▶ Material provided:
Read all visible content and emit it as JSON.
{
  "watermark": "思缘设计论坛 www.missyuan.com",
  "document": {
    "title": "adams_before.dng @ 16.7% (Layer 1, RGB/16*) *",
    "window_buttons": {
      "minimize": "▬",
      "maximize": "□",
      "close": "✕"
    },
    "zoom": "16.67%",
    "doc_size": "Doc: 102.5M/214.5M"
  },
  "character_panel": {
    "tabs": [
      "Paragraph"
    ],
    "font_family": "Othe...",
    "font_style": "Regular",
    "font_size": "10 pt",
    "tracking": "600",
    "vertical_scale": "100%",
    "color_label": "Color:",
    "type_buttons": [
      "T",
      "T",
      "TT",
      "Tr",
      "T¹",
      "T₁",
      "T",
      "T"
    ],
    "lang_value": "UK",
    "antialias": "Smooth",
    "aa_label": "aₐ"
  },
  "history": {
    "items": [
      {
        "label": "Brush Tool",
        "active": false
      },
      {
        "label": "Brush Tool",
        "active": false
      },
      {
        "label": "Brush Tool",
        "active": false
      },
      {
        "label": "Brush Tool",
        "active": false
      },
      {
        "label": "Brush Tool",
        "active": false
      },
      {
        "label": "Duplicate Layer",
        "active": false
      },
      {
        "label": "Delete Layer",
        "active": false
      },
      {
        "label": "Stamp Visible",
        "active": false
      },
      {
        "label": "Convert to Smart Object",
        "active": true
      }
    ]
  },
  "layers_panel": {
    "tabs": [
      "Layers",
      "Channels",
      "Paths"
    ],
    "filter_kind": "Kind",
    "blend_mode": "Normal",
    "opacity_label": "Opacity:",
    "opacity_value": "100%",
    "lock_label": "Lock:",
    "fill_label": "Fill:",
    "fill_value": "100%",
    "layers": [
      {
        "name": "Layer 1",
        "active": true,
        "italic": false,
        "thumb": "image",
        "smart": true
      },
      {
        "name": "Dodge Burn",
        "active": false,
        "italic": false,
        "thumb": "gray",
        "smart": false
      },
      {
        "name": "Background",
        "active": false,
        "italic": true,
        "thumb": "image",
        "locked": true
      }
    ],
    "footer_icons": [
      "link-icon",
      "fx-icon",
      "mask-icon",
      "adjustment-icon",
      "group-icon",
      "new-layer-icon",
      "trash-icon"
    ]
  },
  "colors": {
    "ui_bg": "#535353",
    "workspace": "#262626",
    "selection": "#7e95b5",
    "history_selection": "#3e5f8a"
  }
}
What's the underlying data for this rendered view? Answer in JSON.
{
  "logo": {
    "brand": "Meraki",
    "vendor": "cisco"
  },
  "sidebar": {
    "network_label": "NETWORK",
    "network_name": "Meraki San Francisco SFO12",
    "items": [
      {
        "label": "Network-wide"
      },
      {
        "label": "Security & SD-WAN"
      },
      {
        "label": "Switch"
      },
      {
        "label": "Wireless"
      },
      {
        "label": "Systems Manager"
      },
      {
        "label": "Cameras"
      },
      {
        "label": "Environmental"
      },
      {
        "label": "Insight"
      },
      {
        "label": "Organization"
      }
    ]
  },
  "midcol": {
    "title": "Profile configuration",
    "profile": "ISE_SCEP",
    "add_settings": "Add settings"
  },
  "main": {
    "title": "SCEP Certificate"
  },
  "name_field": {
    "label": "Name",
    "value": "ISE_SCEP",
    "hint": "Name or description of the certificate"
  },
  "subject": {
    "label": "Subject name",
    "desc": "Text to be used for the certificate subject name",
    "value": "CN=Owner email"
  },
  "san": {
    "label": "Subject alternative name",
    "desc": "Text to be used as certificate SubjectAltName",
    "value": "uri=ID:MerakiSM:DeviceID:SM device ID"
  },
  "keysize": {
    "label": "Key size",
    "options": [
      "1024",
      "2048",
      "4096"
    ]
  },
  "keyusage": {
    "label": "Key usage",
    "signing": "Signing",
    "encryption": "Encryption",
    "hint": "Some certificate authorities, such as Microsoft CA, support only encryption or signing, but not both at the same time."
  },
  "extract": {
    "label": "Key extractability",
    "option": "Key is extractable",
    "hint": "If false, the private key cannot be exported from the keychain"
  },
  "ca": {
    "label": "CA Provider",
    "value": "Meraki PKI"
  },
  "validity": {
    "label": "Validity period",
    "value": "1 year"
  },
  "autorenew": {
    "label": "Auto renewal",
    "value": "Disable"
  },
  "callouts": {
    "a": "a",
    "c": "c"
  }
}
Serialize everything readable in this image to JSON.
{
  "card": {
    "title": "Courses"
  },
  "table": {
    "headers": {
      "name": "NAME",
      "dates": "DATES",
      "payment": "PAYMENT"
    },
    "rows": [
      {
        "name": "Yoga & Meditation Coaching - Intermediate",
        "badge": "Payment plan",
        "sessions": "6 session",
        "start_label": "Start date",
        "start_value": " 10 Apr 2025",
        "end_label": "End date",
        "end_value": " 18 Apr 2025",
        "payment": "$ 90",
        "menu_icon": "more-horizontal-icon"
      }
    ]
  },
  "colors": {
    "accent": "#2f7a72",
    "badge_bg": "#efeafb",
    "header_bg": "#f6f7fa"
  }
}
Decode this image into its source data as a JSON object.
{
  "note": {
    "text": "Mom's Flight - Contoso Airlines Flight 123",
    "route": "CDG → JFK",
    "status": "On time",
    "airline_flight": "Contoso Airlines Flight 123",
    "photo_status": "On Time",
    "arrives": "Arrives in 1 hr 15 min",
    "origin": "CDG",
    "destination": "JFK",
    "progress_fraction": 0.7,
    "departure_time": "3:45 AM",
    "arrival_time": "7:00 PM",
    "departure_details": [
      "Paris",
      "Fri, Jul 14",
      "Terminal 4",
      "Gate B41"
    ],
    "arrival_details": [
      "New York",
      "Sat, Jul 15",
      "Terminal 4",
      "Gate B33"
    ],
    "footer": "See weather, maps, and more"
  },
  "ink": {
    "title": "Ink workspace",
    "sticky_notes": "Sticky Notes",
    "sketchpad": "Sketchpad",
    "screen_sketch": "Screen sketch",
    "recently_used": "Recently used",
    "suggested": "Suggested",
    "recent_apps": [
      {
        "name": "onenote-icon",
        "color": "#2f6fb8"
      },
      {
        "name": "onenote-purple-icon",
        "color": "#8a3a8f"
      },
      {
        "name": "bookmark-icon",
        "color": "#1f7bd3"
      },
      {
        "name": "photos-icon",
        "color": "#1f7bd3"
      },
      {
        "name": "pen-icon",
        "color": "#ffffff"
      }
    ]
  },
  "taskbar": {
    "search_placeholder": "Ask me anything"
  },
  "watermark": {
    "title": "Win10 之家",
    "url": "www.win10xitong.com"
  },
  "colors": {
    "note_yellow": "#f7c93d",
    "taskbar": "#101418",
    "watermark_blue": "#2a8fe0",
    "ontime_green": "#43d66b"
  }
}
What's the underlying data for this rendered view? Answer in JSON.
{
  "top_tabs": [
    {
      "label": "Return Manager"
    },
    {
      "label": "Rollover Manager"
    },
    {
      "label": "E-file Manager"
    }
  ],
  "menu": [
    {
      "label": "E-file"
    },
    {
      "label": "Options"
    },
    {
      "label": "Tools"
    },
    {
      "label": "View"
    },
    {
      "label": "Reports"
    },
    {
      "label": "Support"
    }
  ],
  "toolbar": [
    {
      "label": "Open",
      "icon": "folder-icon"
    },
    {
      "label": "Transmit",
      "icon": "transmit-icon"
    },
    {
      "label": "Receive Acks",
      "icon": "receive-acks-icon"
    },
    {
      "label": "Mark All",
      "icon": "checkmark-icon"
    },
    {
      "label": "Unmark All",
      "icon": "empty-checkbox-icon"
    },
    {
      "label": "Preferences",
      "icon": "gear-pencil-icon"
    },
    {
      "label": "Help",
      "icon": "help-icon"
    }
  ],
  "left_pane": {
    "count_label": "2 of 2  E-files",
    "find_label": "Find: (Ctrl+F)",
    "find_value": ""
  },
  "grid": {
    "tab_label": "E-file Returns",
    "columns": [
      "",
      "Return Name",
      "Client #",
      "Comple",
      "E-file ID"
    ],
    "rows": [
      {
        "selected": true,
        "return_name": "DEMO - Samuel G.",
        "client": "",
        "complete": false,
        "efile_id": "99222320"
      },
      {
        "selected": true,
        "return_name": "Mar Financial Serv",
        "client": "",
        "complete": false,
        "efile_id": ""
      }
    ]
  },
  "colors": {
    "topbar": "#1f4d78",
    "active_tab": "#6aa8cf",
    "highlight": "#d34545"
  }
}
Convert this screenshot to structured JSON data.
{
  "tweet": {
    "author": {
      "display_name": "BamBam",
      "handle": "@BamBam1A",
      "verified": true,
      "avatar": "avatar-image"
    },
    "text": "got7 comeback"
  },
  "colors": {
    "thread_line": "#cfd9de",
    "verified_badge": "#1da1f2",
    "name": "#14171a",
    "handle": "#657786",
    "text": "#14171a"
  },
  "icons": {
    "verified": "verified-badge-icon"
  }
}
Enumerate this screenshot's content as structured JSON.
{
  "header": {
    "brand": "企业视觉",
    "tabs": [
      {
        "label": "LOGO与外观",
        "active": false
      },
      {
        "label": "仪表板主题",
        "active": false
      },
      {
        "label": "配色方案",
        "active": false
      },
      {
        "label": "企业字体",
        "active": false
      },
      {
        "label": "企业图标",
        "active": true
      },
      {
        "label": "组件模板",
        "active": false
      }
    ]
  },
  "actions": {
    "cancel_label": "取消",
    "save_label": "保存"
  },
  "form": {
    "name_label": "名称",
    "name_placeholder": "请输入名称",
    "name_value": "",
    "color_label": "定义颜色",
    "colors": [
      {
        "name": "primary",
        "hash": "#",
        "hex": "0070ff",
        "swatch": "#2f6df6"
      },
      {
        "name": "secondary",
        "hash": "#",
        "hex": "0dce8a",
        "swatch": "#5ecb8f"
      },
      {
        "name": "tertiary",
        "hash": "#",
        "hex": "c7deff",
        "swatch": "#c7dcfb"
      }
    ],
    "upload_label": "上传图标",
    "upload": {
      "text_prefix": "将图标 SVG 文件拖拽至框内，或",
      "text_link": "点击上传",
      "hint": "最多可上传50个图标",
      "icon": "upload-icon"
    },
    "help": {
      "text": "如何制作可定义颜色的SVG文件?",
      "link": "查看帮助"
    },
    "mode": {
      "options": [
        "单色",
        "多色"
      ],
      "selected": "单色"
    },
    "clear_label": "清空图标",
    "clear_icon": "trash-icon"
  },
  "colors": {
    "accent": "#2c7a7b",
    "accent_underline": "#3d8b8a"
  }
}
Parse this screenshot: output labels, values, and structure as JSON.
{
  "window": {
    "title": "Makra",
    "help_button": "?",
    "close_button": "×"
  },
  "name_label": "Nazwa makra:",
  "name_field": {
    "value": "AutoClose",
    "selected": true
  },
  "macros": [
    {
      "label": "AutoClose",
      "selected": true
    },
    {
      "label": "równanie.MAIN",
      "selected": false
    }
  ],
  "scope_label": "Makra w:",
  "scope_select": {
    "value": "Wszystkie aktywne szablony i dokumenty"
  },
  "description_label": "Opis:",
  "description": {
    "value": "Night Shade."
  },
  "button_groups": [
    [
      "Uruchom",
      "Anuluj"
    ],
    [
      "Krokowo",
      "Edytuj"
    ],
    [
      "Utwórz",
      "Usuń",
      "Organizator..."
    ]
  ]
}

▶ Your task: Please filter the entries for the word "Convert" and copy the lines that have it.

▶ Exercise result:
        "label": "Convert to Smart Object",
Convert this screenshot to structured JSON data.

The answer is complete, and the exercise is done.